I’ve been in the apartment over two weeks now. Most of my travel has been back and forth to school and the Saturday evening excursions to the Bai Hois (more on those at a later date!). But I’m trying to get into the routine of a daily morning walk around the neighbourhood. 1: it gets me out of the apartment 2: I explore and see a typical Hanoian neighbourhood 3: I carry my camera so people get used to seeing the tall Westerner with his camera, and hopefully will get used to my taking photos of, what to them, must seem everyday kind of stuff.
Here then is a selection of some photos from my ramblings….
Morning starts early here. I wake up to the sounds of pounding disco for the sports club’s aerobics starting around 4:30-5am and then, soon after, they start work on the new building next door. Recently there’s been a lot of cement mixing as they’ve been building the brick walls up. It’s all very labour intensive: women wash down the materials for the concrete and one person runs a motor for hauling the buckets of material up on a wire to the top. Thankfully they’re not noisy everyday. Then there’s the PA speaker almost right outside my windows which blasts out music and propaganda at odd hours. But the nights are generally quiet.
Just down the lane are some fields with new buildings going up all around. This seems typical of this area: what was once farmland is now being developed with highrises. So there’s a mix of occasional older homes, fields, newer four storey homes and then the big blocks going up. In the foreground is a bit of garbage by the side of the road. I see street cleaners out all the time cleaning up but then I’ve also seen big and small piles of refuse, usually in or near empty lots.
I see people picking up and sorting all kinds of goods: cardboard, plasics, cans, glass, styrofoam etc. This appears to be large bundles of plastics waiting to be picked up.
There are lots of small shops repairing motorbikes and bicycles. Here’s a bike that’s had a lot of bits and pieces added to hold it together. At first I thought it was just superstructure added for carrying goods, then I realized much of it is actually structural.
A bicycle used for carrying feather dusters and…
bicycles used for carrying large baskets of fruits and ….
a flower vendor with a large display of flowers on the back of her bicycle. Across the road from her is the man who insisted I take her picture…
In the posed photo I took of her she’s busy waving at me which obscures her face. The fellow above was quite happy to have me take his photo; as were the fellows below.
I’d passed them once and they’d waved and called out “Hello” (very common as I pass by). The second time I passed they’d stopped for lunch and they called me over. After I took the photo they gestured to ask if I’d like some lunch. I declined and as I was leaving another man came up with a bottle of vodka and waved it at me. I declined the that offer too and continued on my way.

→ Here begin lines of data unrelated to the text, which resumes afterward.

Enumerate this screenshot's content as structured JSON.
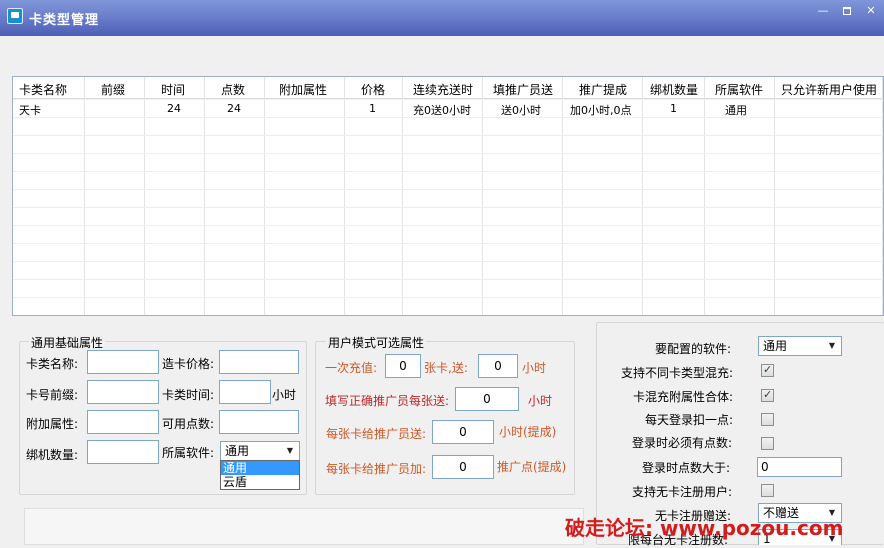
{
  "window": {
    "title": "卡类型管理",
    "min_glyph": "—",
    "close_glyph": "✕"
  },
  "grid": {
    "columns": [
      "卡类名称",
      "前缀",
      "时间",
      "点数",
      "附加属性",
      "价格",
      "连续充送时",
      "填推广员送",
      "推广提成",
      "绑机数量",
      "所属软件",
      "只允许新用户使用"
    ],
    "rows": [
      [
        "天卡",
        "",
        "24",
        "24",
        "",
        "1",
        "充0送0小时",
        "送0小时",
        "加0小时,0点",
        "1",
        "通用",
        ""
      ]
    ]
  },
  "basic": {
    "title": "通用基础属性",
    "card_name_label": "卡类名称:",
    "card_name_value": "",
    "price_label": "造卡价格:",
    "price_value": "",
    "prefix_label": "卡号前缀:",
    "prefix_value": "",
    "time_label": "卡类时间:",
    "time_value": "",
    "time_unit": "小时",
    "attr_label": "附加属性:",
    "attr_value": "",
    "points_label": "可用点数:",
    "points_value": "",
    "bind_label": "绑机数量:",
    "bind_value": "",
    "software_label": "所属软件:",
    "software_value": "通用",
    "software_options": [
      "通用",
      "云盾"
    ]
  },
  "user_mode": {
    "title": "用户模式可选属性",
    "recharge_label": "一次充值:",
    "recharge_value": "0",
    "recharge_mid": "张卡,送:",
    "recharge_gift": "0",
    "recharge_unit": "小时",
    "promoter_label": "填写正确推广员每张送:",
    "promoter_value": "0",
    "promoter_unit": "小时",
    "promo_time_label": "每张卡给推广员送:",
    "promo_time_value": "0",
    "promo_time_unit": "小时(提成)",
    "promo_points_label": "每张卡给推广员加:",
    "promo_points_value": "0",
    "promo_points_unit": "推广点(提成)"
  },
  "right": {
    "software_label": "要配置的软件:",
    "software_value": "通用",
    "mix_label": "支持不同卡类型混充:",
    "mix_checked": true,
    "merge_label": "卡混充附属性合体:",
    "merge_checked": true,
    "daily_label": "每天登录扣一点:",
    "daily_checked": false,
    "login_points_label": "登录时必须有点数:",
    "login_points_checked": false,
    "min_points_label": "登录时点数大于:",
    "min_points_value": "0",
    "nocard_label": "支持无卡注册用户:",
    "nocard_checked": false,
    "gift_label": "无卡注册赠送:",
    "gift_value": "不赠送",
    "limit_label": "限每台无卡注册数:",
    "limit_value": "1"
  },
  "watermark": "破走论坛: www.pozou.com"
}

Often the lanes are too narrow for trucks so construction material is dumped nearby and hauled by carts to the building site. Here a young man moves rebar from the supplier on a specially designed cart. Carts are also used to move earth, gravel, bricks, cement, wood and pretty much anything and everything. Below is another modified bicycle – this one used for hauling rounds of charcoal for cooking.
I don’t know if the bicycle drivetrain would still be used as the rickshaw type handles in the front would then be rather long protrusions.
In my wanderings I’ve found some temples and pagodas. Above is one in a small lake nearby. This one, and its neighbouring, on-shore building, seem to be under renovations. The little platform in front of the pagoda hosts a half dozen turtles, sunning themselves.
This pagoda is in much better condition but its on-shore component also was being renovated.
However, by shooting at upwards angle I avoided the piles of dirt out front and captured some of the glory of the gates to the temple.
At another, larger temple, I encountered this fierce stone lion. Inside was another little lake; an oasis of calm in the Sunday chaos.
I’ve been told that very few Hanoians practice any form of religion; that Buddhism is in decline and a form of ancestor worship, such as that in China, is more popular with small shrines in people’s homes. One form of worship is very noticeable, however…
Yes, karaoke is very popular here. I’ve been asked by my students if I’d sing but have politely, and firmly, declined. The karaoke clubs are best seen at night when they’re all lit up. Soon I’ll have to do a night photography excursion. Because I work in the evenings though I haven’t had many opportunities.
And of course there’s the odd mis-spelling of Western words. I see a lots of variations on the word ‘photocopy’; guess it depends how it fits on the sign.
All in all I’m enjoying my walks around the neighbourhood. Walking I get to see more than from my bicycle and it’s a much less aggressive way of getting around. I’m hoping that as time passes people will get used to me and I’ll become less shy about photographing them. It’s the people that make a place special and most Hanoians seem quite happy to say “Hello” and smile at this stranger in the midst of their city.